Outdoor enthusiasts travel by canoe through several of the hundreds of fresh water lakes that make up the Boundary Waters in September of 2019 in the northern woods of Minnesota. (Photo by Andrew Lichtenstein/Corbis via Getty Images) (Andrew Lichtenstein/Corbis via Getty Images / Getty Images)

The U.S. Forest Service is reducing the number of entry permits for the Boundary Waters Canoe Area Wilderness this year by around 13% in response to overcrowding, congestion and damage to natural resources.

The Forest Service said they are eliminating about 37 permits per day for May through September, which equates to about 5,700 fewer permits available for the season. The average group size per permit is 4 people, according to officials, which means about 22,800 fewer people will be allowed to enter the BWCA this summer.

There are still more than 37,500 overnight paddle and hiking permits available or reservation during that time period.

Officials said the chance was made in response to visitor comments about overcrowding, congestion in travel routes and damage to natural resources.

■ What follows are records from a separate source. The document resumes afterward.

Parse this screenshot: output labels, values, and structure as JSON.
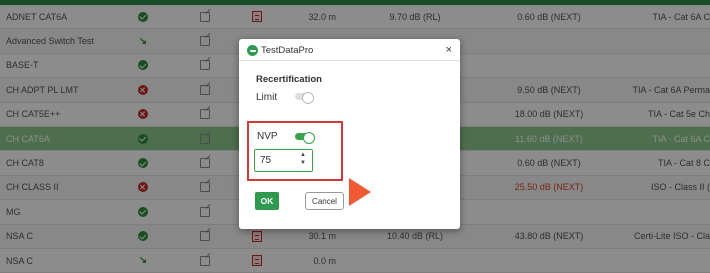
{
  "table": {
    "rows": [
      {
        "name": "ADNET CAT6A",
        "status": "pass",
        "length": "32.0 m",
        "loss": "9.70 dB (RL)",
        "next": "0.60 dB (NEXT)",
        "next_red": false,
        "standard": "TIA - Cat 6A C",
        "has_doc": true
      },
      {
        "name": "Advanced Switch Test",
        "status": "partial",
        "length": "",
        "loss": "",
        "next": "",
        "next_red": false,
        "standard": "",
        "has_doc": false
      },
      {
        "name": "BASE-T",
        "status": "pass",
        "length": "",
        "loss": "",
        "next": "",
        "next_red": false,
        "standard": "",
        "has_doc": false
      },
      {
        "name": "CH ADPT PL LMT",
        "status": "fail",
        "length": "",
        "loss": "",
        "next": "9.50 dB (NEXT)",
        "next_red": false,
        "standard": "TIA - Cat 6A Perma",
        "has_doc": false
      },
      {
        "name": "CH CAT5E++",
        "status": "fail",
        "length": "",
        "loss": "",
        "next": "18.00 dB (NEXT)",
        "next_red": false,
        "standard": "TIA - Cat 5e Ch",
        "has_doc": false
      },
      {
        "name": "CH CAT6A",
        "status": "pass",
        "length": "",
        "loss": "",
        "next": "11.60 dB (NEXT)",
        "next_red": false,
        "standard": "TIA - Cat 6A C",
        "has_doc": false,
        "highlight": true
      },
      {
        "name": "CH CAT8",
        "status": "pass",
        "length": "",
        "loss": "",
        "next": "0.60 dB (NEXT)",
        "next_red": false,
        "standard": "TIA - Cat 8 C",
        "has_doc": false
      },
      {
        "name": "CH CLASS II",
        "status": "fail",
        "length": "",
        "loss": "",
        "next": "25.50 dB (NEXT)",
        "next_red": true,
        "standard": "ISO - Class II (",
        "has_doc": false
      },
      {
        "name": "MG",
        "status": "pass",
        "length": "",
        "loss": "",
        "next": "",
        "next_red": false,
        "standard": "",
        "has_doc": false
      },
      {
        "name": "NSA C",
        "status": "pass",
        "length": "30.1 m",
        "loss": "10.40 dB (RL)",
        "next": "43.80 dB (NEXT)",
        "next_red": false,
        "standard": "Certi-Lite ISO - Cla",
        "has_doc": true
      },
      {
        "name": "NSA C",
        "status": "partial",
        "length": "0.0 m",
        "loss": "",
        "next": "",
        "next_red": false,
        "standard": "",
        "has_doc": true
      }
    ]
  },
  "dialog": {
    "title": "TestDataPro",
    "close": "×",
    "section_heading": "Recertification",
    "limit_label": "Limit",
    "limit_enabled": false,
    "nvp_label": "NVP",
    "nvp_enabled": true,
    "nvp_value": "75",
    "ok_label": "OK",
    "cancel_label": "Cancel"
  },
  "colors": {
    "accent_green": "#2f9a4f",
    "highlight_red": "#d23a3a",
    "pointer_orange": "#ee5a36"
  },
  "icons": {
    "app": "app-logo-icon",
    "close": "close-icon",
    "pass": "check-circle-icon",
    "fail": "x-circle-icon",
    "edit": "edit-icon",
    "doc": "pdf-icon",
    "pointer": "arrow-pointer-icon"
  }
}
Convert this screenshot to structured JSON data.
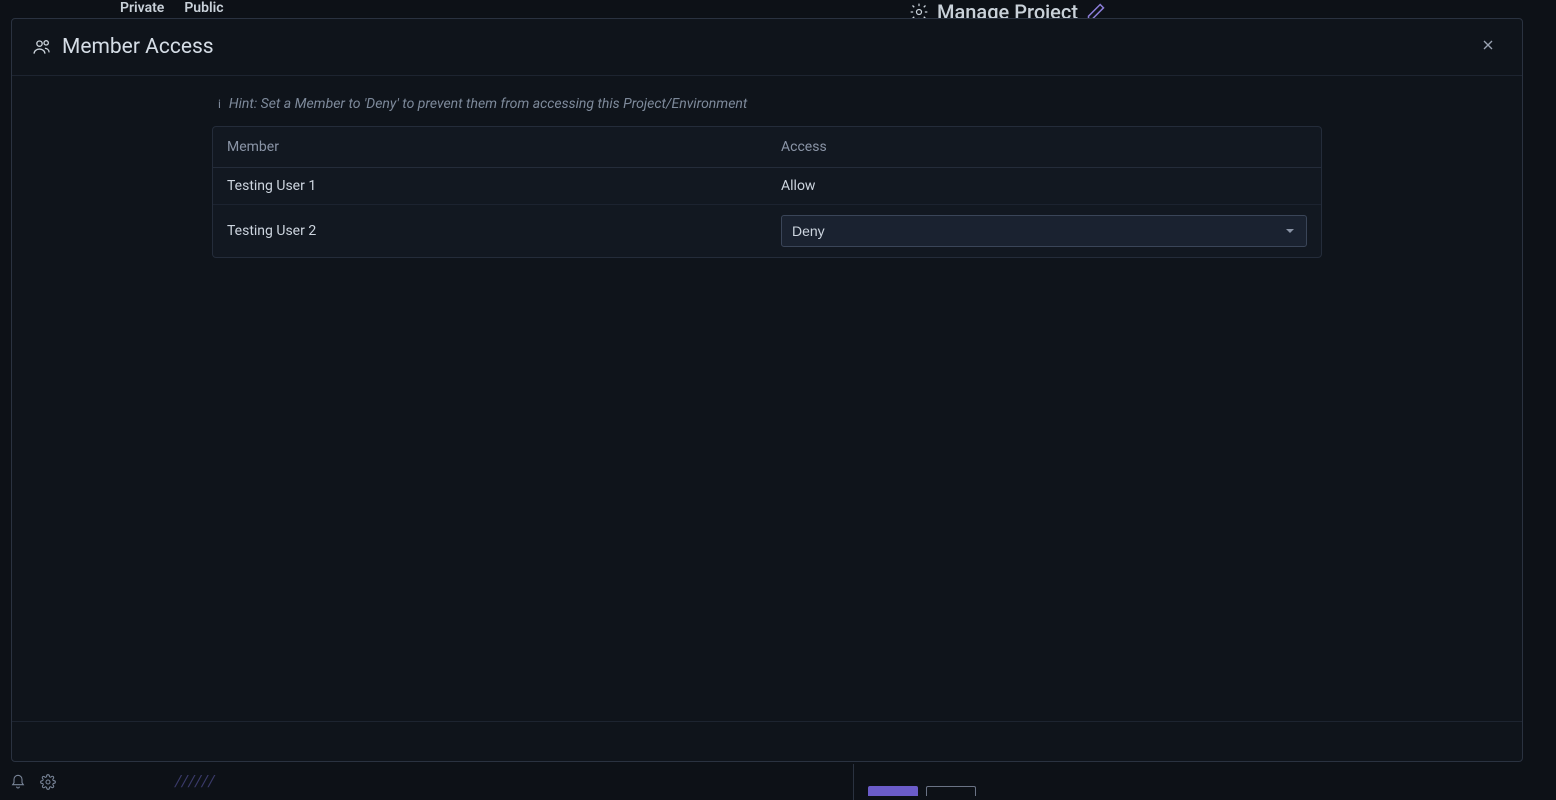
{
  "background": {
    "tabs": {
      "private": "Private",
      "public": "Public"
    },
    "manage_project": "Manage Project"
  },
  "modal": {
    "title": "Member Access",
    "hint": "Hint: Set a Member to 'Deny' to prevent them from accessing this Project/Environment",
    "table": {
      "headers": {
        "member": "Member",
        "access": "Access"
      },
      "rows": [
        {
          "member": "Testing User 1",
          "access": "Allow",
          "editable": false
        },
        {
          "member": "Testing User 2",
          "access": "Deny",
          "editable": true
        }
      ],
      "access_options": [
        "Allow",
        "Deny"
      ]
    }
  }
}
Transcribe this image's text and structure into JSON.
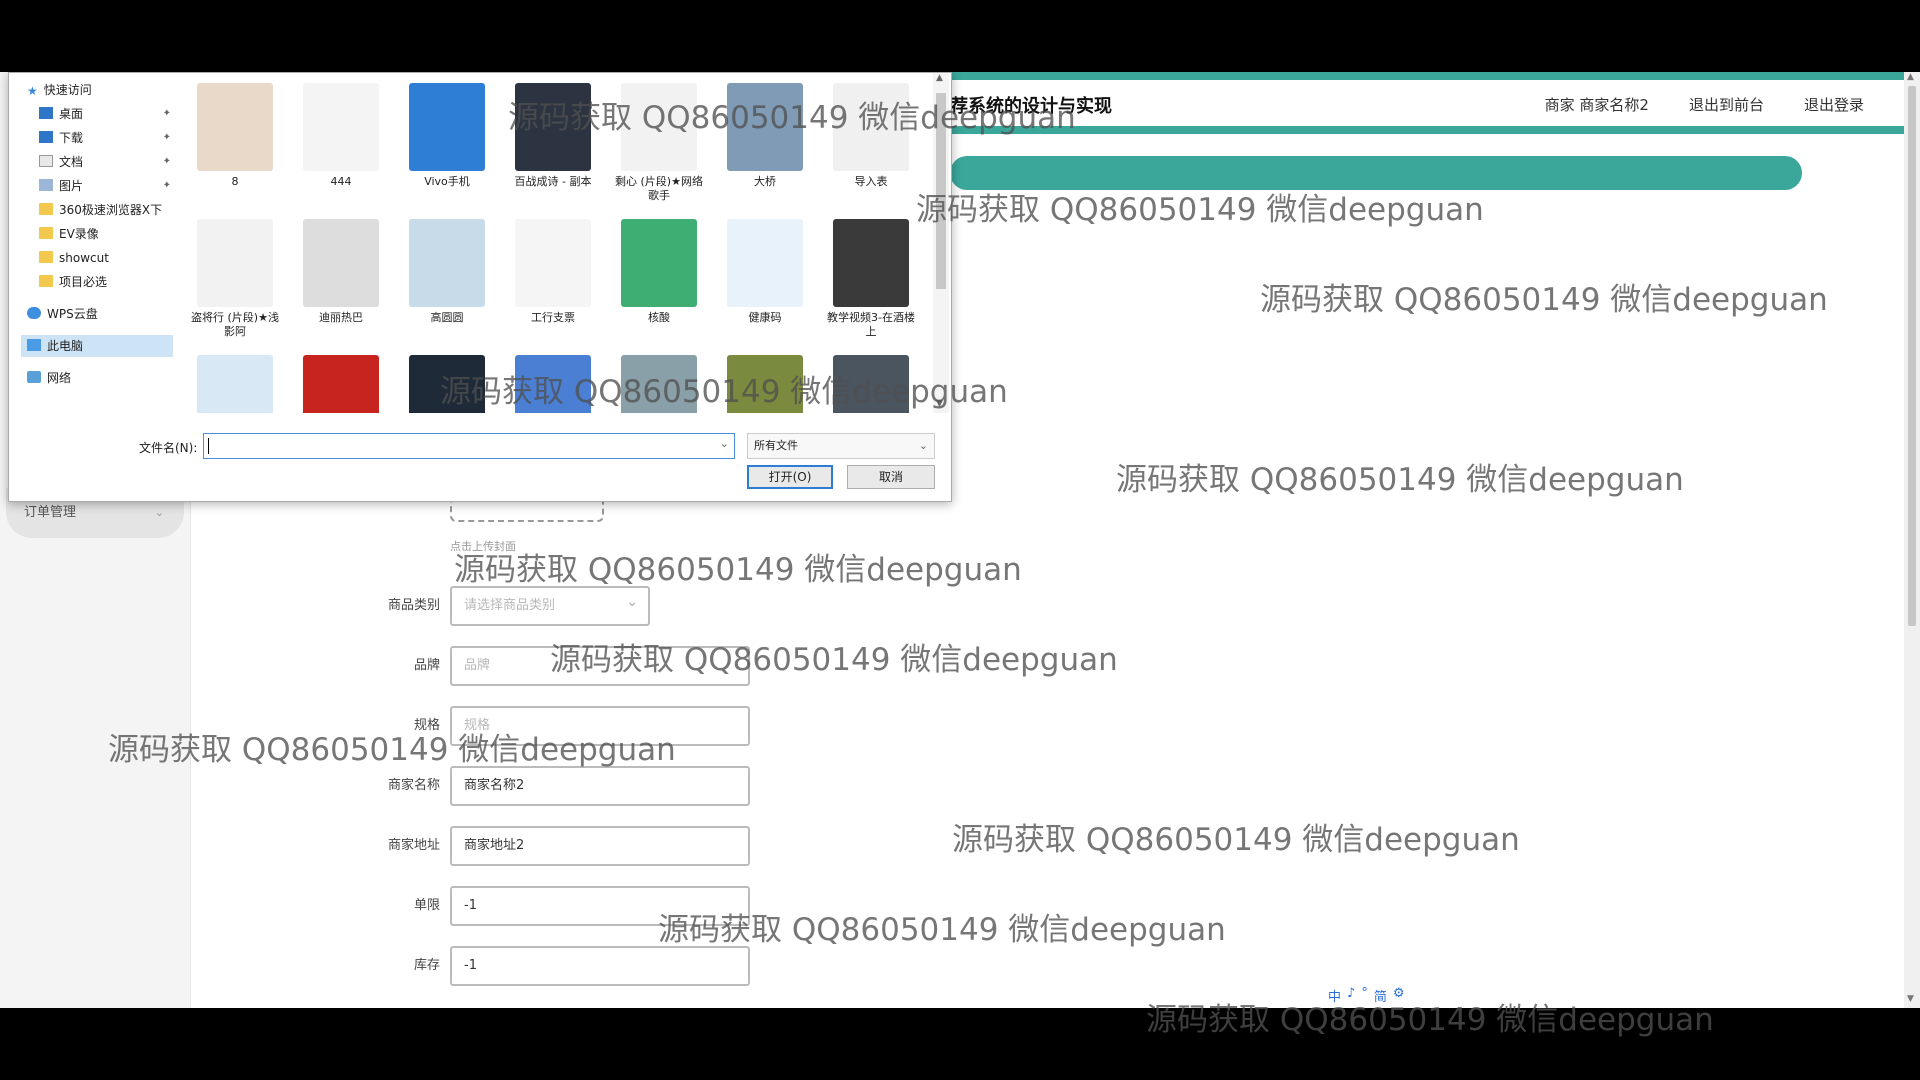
{
  "header": {
    "title": "荐系统的设计与实现",
    "nav": [
      "商家 商家名称2",
      "退出到前台",
      "退出登录"
    ]
  },
  "sidebar": {
    "item_label": "订单管理"
  },
  "upload_hint": "点击上传封面",
  "form": {
    "rows": [
      {
        "label": "商品类别",
        "value": "请选择商品类别",
        "placeholder": true,
        "type": "select"
      },
      {
        "label": "品牌",
        "value": "品牌",
        "placeholder": true,
        "type": "input"
      },
      {
        "label": "规格",
        "value": "规格",
        "placeholder": true,
        "type": "input"
      },
      {
        "label": "商家名称",
        "value": "商家名称2",
        "placeholder": false,
        "type": "input"
      },
      {
        "label": "商家地址",
        "value": "商家地址2",
        "placeholder": false,
        "type": "input"
      },
      {
        "label": "单限",
        "value": "-1",
        "placeholder": false,
        "type": "input"
      },
      {
        "label": "库存",
        "value": "-1",
        "placeholder": false,
        "type": "input"
      }
    ]
  },
  "dialog": {
    "nav": [
      {
        "label": "快速访问",
        "icon": "star-icon",
        "pinned": false
      },
      {
        "label": "桌面",
        "icon": "desktop-icon",
        "pinned": true
      },
      {
        "label": "下载",
        "icon": "download-icon",
        "pinned": true
      },
      {
        "label": "文档",
        "icon": "document-icon",
        "pinned": true
      },
      {
        "label": "图片",
        "icon": "pictures-icon",
        "pinned": true
      },
      {
        "label": "360极速浏览器X下",
        "icon": "folder-icon",
        "pinned": false
      },
      {
        "label": "EV录像",
        "icon": "folder-icon",
        "pinned": false
      },
      {
        "label": "showcut",
        "icon": "folder-icon",
        "pinned": false
      },
      {
        "label": "项目必选",
        "icon": "folder-icon",
        "pinned": false
      },
      {
        "label": "WPS云盘",
        "icon": "cloud-icon",
        "pinned": false
      },
      {
        "label": "此电脑",
        "icon": "computer-icon",
        "pinned": false
      },
      {
        "label": "网络",
        "icon": "network-icon",
        "pinned": false
      }
    ],
    "files": [
      {
        "name": "8",
        "color": "#e9d9c9"
      },
      {
        "name": "444",
        "color": "#f4f4f4"
      },
      {
        "name": "Vivo手机",
        "color": "#2f7ed6"
      },
      {
        "name": "百战成诗 - 副本",
        "color": "#2b3440"
      },
      {
        "name": "剩心 (片段)★网络歌手",
        "color": "#f2f2f2"
      },
      {
        "name": "大桥",
        "color": "#7f9bb5"
      },
      {
        "name": "导入表",
        "color": "#f0f0f0"
      },
      {
        "name": "盗将行 (片段)★浅影阿",
        "color": "#f2f2f2"
      },
      {
        "name": "迪丽热巴",
        "color": "#dddddd"
      },
      {
        "name": "高圆圆",
        "color": "#c7dbe8"
      },
      {
        "name": "工行支票",
        "color": "#f5f5f5"
      },
      {
        "name": "核酸",
        "color": "#3fae72"
      },
      {
        "name": "健康码",
        "color": "#e8f2fb"
      },
      {
        "name": "教学视频3-在酒楼上",
        "color": "#3a3a3a"
      },
      {
        "name": "",
        "color": "#d8e8f4"
      },
      {
        "name": "",
        "color": "#c8241f"
      },
      {
        "name": "",
        "color": "#1f2a38"
      },
      {
        "name": "",
        "color": "#4a7fd4"
      },
      {
        "name": "",
        "color": "#8aa0a8"
      },
      {
        "name": "",
        "color": "#7a8a3e"
      },
      {
        "name": "",
        "color": "#4a5560"
      },
      {
        "name": "",
        "color": "#eeeeee"
      }
    ],
    "filename_label": "文件名(N):",
    "filename_value": "",
    "filetype": "所有文件",
    "open_button": "打开(O)",
    "cancel_button": "取消"
  },
  "watermark": "源码获取 QQ86050149 微信deepguan",
  "ime": [
    "中",
    "♪",
    "°",
    "简",
    "⚙"
  ],
  "colors": {
    "accent": "#3aa79a",
    "dialog_focus": "#2d7dd2"
  }
}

The BWCA and the Superior National Forest as a whole has seen an uptick in visitors amid the COVID-19 pandemic as people have looked for a safe way to get outside. But as use of the area increased, so have instances of people not practicing Leave No Trace ethics.

In 2020, the Forest Service shared photos of trash left behind at campsites and trees being cut down for firewood. The violations prompted officials to impose food storage restrictions on several lakes in the BWCA to reduce potential conflicts with bears.

The Forest Service said they have since enhanced their Leave No Trace Education Program and hired more permanent Wilderness Rangers to help mitigate concerns and ensure visitors continue to return to the BWCA year after year. 

The Associated Press contributed to this report.